Not all volumes support clonefile(). A volume can be tested for clonefile() support by using getattrlist(2) to get the volume capabilities attribute ATTR_VOL_CAPABILITIES, and then testing the VOL_CAP_INT_CLONE flag.

The clonefile() function will fail if:

Read permissions are denied on the source or write permissions are on the destination parent.
The underlying filesystem does not support this call.
The named file dst exists.
src and dst are not on the same filesystem.
The value of the flags parameter is invalid.
There is no free space remaining on the file system containing the file.
An I/O error occurred while reading from or writing to the file system.
The calling process does not have appropriate privileges.
src is the root of the Filesystem.
A loop exists in symbolic links encountered during in resolution of the src or dst path arguments.
The requested operation requires writing in a directory on a read-only file system.
The length of a component of a pathname is longer than {NAME_MAX}.
A component of path src or the path dst does not name an existing file or path is an empty string.
A component of path prefix of either src or dst names an existing file that is neither a directory nor a symbolic link to a directory, or the path argument contains at least one non <slash> character and ends with one or more trailing <slash> characters and the last pathname component names an existing file that is neither a directory nor a symbolic link to a directory.
A component of either pathname refers to a “dataless” directory that requires materialization and the I/O policy of the current thread or process disallows dataless directory materialization (see getiopolicy_np(3)).
The src pathname refers to a “dataless” file that must be materialized before being cloned and the I/O policy of the current thread or process disallows file materialization (see getiopolicy_np(3)).

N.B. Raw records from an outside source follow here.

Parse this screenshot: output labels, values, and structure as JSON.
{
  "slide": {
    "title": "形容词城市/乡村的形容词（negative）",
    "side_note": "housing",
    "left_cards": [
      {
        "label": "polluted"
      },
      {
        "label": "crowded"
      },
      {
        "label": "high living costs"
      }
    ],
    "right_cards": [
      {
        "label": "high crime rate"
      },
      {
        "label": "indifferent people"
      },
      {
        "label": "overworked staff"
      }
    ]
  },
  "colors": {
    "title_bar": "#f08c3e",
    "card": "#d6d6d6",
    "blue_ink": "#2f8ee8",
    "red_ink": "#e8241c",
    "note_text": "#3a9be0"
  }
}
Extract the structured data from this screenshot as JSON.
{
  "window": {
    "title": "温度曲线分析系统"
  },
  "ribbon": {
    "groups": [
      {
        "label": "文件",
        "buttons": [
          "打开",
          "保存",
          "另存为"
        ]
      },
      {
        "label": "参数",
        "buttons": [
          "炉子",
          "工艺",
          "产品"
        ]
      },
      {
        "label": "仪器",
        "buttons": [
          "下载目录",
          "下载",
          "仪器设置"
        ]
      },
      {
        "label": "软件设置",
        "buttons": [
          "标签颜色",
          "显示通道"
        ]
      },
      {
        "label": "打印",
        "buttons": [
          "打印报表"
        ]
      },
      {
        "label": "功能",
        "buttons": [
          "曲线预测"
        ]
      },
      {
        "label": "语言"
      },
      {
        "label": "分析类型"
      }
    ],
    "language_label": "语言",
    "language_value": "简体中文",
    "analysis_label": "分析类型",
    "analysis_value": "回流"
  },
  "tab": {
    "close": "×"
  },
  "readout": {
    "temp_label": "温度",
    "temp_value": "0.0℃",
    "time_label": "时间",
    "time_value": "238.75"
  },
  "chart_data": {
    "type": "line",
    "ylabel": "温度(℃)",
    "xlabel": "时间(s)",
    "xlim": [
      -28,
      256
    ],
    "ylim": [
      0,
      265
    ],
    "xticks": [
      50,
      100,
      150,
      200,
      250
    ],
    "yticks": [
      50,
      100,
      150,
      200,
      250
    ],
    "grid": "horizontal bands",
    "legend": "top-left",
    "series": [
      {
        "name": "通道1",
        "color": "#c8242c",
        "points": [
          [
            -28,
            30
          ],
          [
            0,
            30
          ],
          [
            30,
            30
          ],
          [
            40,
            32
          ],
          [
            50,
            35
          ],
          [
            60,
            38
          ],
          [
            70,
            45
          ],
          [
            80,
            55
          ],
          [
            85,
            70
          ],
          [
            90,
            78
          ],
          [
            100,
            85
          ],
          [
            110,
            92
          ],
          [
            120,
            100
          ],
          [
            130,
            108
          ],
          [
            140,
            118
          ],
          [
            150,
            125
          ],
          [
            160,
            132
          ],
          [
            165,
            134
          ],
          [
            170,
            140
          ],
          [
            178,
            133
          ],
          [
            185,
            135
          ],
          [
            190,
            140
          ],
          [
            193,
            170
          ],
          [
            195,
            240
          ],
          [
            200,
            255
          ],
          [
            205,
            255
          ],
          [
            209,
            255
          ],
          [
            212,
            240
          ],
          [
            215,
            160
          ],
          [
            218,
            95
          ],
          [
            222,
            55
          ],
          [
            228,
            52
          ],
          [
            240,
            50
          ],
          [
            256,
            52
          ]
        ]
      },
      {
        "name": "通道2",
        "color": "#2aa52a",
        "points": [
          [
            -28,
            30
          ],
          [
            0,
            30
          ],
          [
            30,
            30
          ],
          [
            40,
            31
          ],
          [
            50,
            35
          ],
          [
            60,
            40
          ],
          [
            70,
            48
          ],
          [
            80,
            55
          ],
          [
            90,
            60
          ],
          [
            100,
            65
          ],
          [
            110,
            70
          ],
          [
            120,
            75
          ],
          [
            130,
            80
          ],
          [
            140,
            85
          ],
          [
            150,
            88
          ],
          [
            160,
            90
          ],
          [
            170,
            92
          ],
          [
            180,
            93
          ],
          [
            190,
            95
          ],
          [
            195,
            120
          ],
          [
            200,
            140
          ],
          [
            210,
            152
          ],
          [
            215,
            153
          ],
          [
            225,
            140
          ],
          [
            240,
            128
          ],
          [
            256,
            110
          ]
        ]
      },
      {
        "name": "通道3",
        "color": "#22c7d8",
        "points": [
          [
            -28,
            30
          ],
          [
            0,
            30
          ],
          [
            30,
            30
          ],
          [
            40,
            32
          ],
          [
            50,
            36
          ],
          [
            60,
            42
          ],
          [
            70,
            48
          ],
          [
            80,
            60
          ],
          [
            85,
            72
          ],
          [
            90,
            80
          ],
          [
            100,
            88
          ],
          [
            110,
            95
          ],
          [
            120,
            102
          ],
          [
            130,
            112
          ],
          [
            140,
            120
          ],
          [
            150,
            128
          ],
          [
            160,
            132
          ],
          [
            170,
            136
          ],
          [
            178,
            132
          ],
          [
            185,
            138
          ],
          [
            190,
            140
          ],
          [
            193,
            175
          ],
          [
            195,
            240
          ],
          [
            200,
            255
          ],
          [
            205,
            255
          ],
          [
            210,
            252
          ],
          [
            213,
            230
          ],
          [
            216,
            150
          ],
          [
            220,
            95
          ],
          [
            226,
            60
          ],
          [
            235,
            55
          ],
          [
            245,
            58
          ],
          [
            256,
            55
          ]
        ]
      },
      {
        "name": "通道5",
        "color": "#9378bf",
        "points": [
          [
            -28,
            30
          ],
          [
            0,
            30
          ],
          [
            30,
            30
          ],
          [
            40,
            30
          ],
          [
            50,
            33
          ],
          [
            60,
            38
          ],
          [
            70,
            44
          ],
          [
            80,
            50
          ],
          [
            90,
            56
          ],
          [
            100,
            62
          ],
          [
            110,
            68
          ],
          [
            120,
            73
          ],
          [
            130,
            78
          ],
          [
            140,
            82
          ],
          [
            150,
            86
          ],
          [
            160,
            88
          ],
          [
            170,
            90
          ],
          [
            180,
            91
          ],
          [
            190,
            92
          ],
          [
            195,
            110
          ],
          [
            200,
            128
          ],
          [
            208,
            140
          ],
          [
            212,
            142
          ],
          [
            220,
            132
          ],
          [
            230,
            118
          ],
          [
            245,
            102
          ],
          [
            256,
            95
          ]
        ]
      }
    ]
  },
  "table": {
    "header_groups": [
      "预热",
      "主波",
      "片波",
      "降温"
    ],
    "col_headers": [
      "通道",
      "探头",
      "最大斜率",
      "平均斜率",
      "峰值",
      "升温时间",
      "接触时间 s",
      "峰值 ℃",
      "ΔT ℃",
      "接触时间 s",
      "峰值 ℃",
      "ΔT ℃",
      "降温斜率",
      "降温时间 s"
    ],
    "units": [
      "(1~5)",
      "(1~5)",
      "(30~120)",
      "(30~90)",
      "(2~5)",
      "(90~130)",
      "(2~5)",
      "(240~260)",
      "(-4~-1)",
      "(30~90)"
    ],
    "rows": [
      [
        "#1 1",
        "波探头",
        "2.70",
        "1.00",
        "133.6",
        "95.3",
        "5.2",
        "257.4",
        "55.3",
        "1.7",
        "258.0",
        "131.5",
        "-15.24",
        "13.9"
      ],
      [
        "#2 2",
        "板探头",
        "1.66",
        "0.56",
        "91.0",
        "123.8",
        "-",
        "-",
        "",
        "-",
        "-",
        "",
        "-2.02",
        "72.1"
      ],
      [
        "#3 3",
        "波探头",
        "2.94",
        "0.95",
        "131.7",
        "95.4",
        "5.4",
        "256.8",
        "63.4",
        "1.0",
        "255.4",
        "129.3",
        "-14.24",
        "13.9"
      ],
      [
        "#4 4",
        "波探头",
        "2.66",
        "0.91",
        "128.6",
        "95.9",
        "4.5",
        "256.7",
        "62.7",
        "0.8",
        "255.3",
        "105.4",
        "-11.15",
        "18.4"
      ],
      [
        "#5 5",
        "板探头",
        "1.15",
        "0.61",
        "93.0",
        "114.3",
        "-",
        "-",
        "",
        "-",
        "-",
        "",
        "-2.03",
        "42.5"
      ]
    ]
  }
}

In addition, the clonefileat() or fclonefileat() functions may fail with the following errors:

The src or dst argument does not specify an absolute path and the src_dirfd or dst_dirfd argument is neither AT_FDCWD nor a valid file descriptor open for searching.
The src or dst argument is not an absolute path and src_dirfd or dst_dirfd is neither AT_FDCWD nor a file descriptor associated with a directory.

copyfile(3) chown(2)

The clonefile(), clonefileat() and fclonefileat() function calls appeared in OS X version 10.12

June 3, 2021 Darwin